## Aim of the exercise
Show every line from the entries that follow which holds the word "screenshot".

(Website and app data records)
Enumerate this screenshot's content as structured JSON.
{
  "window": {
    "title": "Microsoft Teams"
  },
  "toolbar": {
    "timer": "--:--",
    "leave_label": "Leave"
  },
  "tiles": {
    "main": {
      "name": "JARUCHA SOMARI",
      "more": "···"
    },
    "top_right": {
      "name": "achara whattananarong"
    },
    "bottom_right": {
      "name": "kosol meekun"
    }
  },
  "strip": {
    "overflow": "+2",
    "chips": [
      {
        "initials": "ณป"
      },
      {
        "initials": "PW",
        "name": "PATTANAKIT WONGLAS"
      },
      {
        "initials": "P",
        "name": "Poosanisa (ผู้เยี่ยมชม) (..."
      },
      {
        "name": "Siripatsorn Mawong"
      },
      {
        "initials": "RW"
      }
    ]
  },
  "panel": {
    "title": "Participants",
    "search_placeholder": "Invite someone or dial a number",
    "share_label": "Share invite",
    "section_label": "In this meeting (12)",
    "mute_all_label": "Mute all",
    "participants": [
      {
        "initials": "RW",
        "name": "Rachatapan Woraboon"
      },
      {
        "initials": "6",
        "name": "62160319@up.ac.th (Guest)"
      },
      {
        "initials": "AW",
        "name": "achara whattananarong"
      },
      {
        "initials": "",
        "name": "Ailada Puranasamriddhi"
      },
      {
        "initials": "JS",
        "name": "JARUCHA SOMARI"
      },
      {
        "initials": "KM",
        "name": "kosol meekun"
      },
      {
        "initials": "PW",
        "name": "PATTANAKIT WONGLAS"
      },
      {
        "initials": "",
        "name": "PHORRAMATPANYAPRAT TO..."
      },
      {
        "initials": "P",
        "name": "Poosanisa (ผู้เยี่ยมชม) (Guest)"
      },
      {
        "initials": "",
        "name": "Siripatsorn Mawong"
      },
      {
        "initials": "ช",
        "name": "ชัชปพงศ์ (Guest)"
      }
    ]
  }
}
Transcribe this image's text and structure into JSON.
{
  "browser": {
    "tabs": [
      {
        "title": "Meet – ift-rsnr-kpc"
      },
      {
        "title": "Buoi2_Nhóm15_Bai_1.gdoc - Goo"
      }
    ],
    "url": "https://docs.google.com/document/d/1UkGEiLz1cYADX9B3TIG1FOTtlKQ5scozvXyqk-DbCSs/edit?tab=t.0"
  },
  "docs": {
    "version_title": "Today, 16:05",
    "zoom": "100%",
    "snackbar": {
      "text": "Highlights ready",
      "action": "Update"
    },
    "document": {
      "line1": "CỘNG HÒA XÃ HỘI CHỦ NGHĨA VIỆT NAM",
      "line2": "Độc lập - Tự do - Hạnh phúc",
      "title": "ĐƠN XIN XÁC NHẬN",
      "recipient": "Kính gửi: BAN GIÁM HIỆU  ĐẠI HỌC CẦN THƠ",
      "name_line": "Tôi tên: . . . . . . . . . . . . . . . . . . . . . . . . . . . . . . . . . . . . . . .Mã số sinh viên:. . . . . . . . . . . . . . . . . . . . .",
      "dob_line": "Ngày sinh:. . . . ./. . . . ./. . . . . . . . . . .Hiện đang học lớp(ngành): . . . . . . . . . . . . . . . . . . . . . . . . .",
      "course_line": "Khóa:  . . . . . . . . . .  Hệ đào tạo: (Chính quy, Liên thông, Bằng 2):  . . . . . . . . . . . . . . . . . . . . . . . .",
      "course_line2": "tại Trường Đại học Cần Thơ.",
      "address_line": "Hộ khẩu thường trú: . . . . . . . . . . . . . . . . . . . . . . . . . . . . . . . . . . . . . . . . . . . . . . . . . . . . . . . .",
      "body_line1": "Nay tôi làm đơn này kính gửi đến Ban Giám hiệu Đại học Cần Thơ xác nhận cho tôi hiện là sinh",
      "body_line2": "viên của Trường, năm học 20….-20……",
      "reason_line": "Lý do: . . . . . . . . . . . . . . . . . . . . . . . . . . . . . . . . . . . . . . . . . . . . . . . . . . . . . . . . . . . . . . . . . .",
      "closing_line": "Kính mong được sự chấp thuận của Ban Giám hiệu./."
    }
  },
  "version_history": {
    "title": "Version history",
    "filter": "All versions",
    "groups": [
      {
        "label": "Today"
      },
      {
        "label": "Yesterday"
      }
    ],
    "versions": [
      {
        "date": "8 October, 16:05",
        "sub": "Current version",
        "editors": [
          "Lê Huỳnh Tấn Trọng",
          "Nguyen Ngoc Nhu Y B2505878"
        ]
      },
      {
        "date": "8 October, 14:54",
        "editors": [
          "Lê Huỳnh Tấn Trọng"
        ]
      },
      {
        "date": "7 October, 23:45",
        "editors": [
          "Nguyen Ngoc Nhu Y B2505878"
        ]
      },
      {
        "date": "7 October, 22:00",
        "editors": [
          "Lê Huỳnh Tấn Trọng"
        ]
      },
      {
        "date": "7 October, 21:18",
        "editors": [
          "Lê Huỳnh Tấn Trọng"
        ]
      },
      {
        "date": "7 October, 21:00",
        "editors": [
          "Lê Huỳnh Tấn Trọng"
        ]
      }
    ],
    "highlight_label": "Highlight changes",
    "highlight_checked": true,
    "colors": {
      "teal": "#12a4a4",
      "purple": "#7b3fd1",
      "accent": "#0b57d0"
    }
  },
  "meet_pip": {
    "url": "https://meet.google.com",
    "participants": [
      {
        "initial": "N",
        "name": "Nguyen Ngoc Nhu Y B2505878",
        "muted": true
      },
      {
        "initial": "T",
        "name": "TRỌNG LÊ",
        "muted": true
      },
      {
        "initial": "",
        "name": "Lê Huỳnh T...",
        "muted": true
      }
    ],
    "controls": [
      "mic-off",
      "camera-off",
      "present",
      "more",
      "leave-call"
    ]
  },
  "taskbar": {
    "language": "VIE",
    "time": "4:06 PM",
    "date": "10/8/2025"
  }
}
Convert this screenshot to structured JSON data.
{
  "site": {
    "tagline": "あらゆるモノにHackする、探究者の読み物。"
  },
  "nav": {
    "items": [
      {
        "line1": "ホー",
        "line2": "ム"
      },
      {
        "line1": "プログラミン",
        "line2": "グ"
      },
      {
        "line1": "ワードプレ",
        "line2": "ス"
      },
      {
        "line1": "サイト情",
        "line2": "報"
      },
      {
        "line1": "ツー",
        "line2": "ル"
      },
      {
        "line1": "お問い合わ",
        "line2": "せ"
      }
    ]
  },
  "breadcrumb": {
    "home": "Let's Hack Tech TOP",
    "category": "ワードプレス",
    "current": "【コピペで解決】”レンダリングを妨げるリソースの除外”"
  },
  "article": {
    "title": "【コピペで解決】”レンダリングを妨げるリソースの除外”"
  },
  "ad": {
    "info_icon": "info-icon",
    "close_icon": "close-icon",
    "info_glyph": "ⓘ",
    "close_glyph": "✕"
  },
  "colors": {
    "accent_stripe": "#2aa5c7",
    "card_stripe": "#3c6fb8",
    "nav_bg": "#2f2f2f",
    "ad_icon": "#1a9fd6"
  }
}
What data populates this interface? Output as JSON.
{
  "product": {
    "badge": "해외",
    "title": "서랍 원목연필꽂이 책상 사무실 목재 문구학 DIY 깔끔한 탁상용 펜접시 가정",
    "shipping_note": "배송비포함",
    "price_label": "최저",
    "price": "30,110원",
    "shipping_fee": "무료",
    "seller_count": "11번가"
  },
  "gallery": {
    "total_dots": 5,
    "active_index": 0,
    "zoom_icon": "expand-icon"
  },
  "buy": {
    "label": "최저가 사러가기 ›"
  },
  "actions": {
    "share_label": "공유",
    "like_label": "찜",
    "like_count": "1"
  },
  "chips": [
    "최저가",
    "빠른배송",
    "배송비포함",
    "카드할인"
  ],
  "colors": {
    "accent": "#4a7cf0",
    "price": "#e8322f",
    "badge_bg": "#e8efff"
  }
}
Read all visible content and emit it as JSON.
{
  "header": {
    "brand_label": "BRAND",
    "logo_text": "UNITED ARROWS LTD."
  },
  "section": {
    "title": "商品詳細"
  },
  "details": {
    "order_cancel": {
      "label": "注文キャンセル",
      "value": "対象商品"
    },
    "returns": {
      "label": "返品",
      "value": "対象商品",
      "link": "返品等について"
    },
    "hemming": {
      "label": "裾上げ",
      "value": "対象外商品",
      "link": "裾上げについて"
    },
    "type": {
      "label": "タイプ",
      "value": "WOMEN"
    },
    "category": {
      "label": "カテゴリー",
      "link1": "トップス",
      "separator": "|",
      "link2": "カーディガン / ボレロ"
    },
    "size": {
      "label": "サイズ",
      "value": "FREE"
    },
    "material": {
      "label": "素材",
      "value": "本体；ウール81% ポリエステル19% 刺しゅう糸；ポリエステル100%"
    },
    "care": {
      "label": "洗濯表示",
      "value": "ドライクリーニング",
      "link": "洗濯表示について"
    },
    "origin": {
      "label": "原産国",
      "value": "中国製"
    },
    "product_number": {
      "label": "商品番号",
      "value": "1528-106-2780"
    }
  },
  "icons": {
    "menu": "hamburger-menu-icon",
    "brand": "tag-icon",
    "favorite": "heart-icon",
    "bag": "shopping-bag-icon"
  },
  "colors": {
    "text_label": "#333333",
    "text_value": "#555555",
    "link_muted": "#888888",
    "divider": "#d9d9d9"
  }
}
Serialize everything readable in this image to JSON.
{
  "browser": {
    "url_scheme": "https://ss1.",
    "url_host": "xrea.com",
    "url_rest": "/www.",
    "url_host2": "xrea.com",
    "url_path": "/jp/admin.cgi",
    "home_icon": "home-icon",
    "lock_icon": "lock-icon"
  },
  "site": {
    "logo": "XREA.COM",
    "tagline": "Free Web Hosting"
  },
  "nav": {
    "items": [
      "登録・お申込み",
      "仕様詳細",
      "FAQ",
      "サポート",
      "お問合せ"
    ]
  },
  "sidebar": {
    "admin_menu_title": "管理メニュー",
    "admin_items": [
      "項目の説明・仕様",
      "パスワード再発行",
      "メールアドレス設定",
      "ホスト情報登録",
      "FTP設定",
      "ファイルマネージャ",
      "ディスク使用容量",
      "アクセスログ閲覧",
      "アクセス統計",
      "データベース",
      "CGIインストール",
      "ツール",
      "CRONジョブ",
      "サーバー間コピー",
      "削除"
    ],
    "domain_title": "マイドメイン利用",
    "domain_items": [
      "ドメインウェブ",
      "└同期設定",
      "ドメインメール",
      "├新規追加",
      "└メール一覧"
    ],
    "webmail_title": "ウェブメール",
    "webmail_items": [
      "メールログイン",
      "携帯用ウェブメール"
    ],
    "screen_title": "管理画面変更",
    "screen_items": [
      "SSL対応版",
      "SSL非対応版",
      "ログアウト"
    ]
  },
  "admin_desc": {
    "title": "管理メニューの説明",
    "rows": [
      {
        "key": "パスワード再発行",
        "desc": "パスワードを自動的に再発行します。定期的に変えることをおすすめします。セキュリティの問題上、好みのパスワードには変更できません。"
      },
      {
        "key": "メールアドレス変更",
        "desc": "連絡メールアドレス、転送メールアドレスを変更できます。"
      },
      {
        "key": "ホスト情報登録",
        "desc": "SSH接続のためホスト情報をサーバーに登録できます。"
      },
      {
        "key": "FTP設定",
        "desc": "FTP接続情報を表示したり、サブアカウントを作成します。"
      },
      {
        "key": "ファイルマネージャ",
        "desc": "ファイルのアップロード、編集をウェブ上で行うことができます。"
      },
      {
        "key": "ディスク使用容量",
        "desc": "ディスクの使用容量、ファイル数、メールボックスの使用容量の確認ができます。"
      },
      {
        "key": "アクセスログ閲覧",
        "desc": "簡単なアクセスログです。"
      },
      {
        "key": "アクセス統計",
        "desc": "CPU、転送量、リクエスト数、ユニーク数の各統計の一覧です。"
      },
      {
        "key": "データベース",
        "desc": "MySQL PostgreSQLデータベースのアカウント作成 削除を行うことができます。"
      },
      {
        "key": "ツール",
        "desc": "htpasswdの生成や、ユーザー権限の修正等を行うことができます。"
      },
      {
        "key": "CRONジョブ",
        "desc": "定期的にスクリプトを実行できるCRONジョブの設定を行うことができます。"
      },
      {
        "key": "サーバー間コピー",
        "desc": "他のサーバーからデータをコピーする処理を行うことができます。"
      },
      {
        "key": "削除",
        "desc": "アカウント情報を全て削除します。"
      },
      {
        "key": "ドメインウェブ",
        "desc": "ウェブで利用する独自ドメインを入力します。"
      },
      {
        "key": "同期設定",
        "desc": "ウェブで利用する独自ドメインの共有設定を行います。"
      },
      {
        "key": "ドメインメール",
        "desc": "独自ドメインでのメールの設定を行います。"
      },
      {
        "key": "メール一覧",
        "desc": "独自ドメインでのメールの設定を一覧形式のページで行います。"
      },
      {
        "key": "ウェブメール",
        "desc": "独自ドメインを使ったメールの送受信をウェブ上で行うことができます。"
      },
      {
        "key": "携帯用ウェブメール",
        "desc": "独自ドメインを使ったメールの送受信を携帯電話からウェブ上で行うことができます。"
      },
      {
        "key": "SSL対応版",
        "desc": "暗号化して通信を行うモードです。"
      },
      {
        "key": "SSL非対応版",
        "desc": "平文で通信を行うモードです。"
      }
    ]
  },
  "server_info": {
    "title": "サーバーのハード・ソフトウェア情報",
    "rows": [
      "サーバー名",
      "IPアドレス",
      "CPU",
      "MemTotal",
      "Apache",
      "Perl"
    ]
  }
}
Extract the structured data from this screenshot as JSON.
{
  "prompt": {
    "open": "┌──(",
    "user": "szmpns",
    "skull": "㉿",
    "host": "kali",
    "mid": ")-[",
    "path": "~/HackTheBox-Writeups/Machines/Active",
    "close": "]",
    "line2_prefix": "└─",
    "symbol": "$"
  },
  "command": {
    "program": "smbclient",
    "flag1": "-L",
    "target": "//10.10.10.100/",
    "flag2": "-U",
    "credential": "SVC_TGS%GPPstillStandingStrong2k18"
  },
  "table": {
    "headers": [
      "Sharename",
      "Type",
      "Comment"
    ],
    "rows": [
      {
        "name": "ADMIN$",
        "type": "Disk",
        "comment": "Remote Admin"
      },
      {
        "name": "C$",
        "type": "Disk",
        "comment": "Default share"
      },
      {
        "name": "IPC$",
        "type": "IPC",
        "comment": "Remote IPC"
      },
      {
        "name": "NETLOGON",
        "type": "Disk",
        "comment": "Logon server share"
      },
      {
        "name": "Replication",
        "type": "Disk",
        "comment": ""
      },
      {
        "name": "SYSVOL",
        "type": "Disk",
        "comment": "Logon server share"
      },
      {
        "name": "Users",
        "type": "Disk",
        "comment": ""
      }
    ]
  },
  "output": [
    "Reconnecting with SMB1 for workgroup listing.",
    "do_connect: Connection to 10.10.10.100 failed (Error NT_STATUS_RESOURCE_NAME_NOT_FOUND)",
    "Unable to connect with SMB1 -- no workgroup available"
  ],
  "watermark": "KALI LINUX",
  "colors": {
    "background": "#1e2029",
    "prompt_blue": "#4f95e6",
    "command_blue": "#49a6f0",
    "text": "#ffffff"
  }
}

## Exercise solution
Enumerate this screenshot's content as structured JSON.
Convert this screenshot to structured JSON data.
Extract the structured data from this screenshot as JSON.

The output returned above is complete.